### DESCRIPTION OF THE TASK:
Every line of the material below in which "title" shows up is to be located and copied.

▶

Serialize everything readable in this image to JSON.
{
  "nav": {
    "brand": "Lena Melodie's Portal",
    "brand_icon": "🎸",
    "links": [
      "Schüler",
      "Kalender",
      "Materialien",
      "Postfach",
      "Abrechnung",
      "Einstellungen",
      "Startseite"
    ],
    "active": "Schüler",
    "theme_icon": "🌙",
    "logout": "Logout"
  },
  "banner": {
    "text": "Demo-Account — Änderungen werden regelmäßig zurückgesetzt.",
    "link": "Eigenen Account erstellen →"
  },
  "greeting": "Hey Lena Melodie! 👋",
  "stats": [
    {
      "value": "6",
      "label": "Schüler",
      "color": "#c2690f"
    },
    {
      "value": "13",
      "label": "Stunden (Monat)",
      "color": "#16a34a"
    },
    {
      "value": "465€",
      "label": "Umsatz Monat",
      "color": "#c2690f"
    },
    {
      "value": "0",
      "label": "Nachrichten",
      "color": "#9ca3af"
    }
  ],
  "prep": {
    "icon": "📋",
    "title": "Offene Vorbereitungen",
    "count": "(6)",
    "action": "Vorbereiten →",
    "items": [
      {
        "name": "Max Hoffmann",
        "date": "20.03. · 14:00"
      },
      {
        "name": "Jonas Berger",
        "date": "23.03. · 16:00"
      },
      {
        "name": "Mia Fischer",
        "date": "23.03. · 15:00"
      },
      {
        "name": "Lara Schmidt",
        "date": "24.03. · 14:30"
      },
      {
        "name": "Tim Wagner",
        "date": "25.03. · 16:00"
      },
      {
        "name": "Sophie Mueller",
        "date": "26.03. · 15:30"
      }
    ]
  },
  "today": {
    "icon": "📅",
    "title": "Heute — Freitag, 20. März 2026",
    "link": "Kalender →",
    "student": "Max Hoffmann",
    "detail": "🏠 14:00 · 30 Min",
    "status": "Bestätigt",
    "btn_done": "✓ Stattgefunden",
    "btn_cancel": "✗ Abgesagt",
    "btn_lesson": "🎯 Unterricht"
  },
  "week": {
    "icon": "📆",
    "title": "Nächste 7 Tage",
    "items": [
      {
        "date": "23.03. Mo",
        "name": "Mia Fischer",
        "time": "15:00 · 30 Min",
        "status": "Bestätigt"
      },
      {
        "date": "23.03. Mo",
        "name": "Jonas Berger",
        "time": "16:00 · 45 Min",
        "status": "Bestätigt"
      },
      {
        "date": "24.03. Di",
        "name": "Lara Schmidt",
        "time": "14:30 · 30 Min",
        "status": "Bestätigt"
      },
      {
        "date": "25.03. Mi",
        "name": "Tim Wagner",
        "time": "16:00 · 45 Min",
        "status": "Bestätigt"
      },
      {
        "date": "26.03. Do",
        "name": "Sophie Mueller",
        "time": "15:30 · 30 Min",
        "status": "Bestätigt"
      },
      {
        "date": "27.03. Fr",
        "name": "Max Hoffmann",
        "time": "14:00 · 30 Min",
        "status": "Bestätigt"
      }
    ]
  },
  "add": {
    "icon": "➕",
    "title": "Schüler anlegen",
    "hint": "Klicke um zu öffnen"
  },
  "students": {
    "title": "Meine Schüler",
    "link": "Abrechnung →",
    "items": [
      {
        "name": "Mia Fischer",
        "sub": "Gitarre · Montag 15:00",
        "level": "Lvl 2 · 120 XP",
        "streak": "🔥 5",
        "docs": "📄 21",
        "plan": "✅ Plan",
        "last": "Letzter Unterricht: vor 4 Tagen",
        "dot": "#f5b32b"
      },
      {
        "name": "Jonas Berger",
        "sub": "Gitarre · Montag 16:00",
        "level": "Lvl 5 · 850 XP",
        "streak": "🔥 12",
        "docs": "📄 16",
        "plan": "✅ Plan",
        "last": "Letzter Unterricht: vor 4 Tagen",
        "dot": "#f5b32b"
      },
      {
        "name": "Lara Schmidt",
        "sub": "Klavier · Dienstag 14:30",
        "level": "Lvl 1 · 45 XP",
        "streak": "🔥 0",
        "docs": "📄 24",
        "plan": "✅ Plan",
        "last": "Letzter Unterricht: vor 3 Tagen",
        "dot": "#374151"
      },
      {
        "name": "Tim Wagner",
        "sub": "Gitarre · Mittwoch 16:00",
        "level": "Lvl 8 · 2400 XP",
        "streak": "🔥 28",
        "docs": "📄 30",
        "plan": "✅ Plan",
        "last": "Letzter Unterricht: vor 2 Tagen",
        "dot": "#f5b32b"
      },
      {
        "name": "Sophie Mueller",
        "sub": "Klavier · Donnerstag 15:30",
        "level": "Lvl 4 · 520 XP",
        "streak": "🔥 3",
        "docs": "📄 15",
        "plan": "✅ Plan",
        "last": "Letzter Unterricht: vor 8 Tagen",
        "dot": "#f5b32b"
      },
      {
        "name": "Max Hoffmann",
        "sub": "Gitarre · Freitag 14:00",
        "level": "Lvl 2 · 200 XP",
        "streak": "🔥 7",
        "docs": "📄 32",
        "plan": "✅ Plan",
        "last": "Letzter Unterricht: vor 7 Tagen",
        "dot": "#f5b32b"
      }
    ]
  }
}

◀

### OUTPUT BELOW:
    "title": "Offene Vorbereitungen",
    "title": "Heute — Freitag, 20. März 2026",
    "title": "Nächste 7 Tage",
    "title": "Schüler anlegen",
    "title": "Meine Schüler",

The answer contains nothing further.